• Exercise objective: All of the data below should come back exactly as written, minus its images.

• Extracted records:
☆ ☆ ☆
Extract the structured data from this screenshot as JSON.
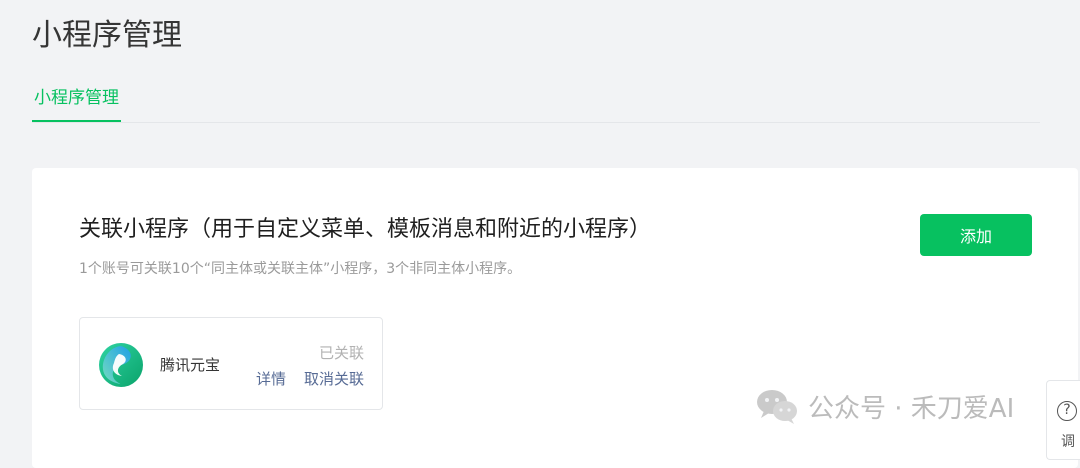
{
  "page": {
    "title": "小程序管理"
  },
  "tabs": [
    {
      "label": "小程序管理",
      "active": true
    }
  ],
  "section": {
    "title": "关联小程序（用于自定义菜单、模板消息和附近的小程序）",
    "description": "1个账号可关联10个“同主体或关联主体”小程序，3个非同主体小程序。",
    "add_button_label": "添加"
  },
  "linked_mini_programs": [
    {
      "name": "腾讯元宝",
      "status": "已关联",
      "details_label": "详情",
      "unlink_label": "取消关联",
      "logo_icon": "tencent-yuanbao-logo-icon"
    }
  ],
  "watermark": {
    "text": "公众号 · 禾刀爱AI",
    "icon": "wechat-icon"
  },
  "help_float": {
    "icon_glyph": "?",
    "label": "调"
  },
  "colors": {
    "accent": "#07c160",
    "link": "#576b95",
    "background": "#f2f3f5",
    "muted_text": "#9a9a9a"
  }
}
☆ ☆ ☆
• The answer:
Extract the structured data from this screenshot as JSON.
{
  "page": {
    "title": "小程序管理"
  },
  "tabs": [
    {
      "label": "小程序管理",
      "active": true
    }
  ],
  "section": {
    "title": "关联小程序（用于自定义菜单、模板消息和附近的小程序）",
    "description": "1个账号可关联10个“同主体或关联主体”小程序，3个非同主体小程序。",
    "add_button_label": "添加"
  },
  "linked_mini_programs": [
    {
      "name": "腾讯元宝",
      "status": "已关联",
      "details_label": "详情",
      "unlink_label": "取消关联",
      "logo_icon": "tencent-yuanbao-logo-icon"
    }
  ],
  "watermark": {
    "text": "公众号 · 禾刀爱AI",
    "icon": "wechat-icon"
  },
  "help_float": {
    "icon_glyph": "?",
    "label": "调"
  },
  "colors": {
    "accent": "#07c160",
    "link": "#576b95",
    "background": "#f2f3f5",
    "muted_text": "#9a9a9a"
  }
}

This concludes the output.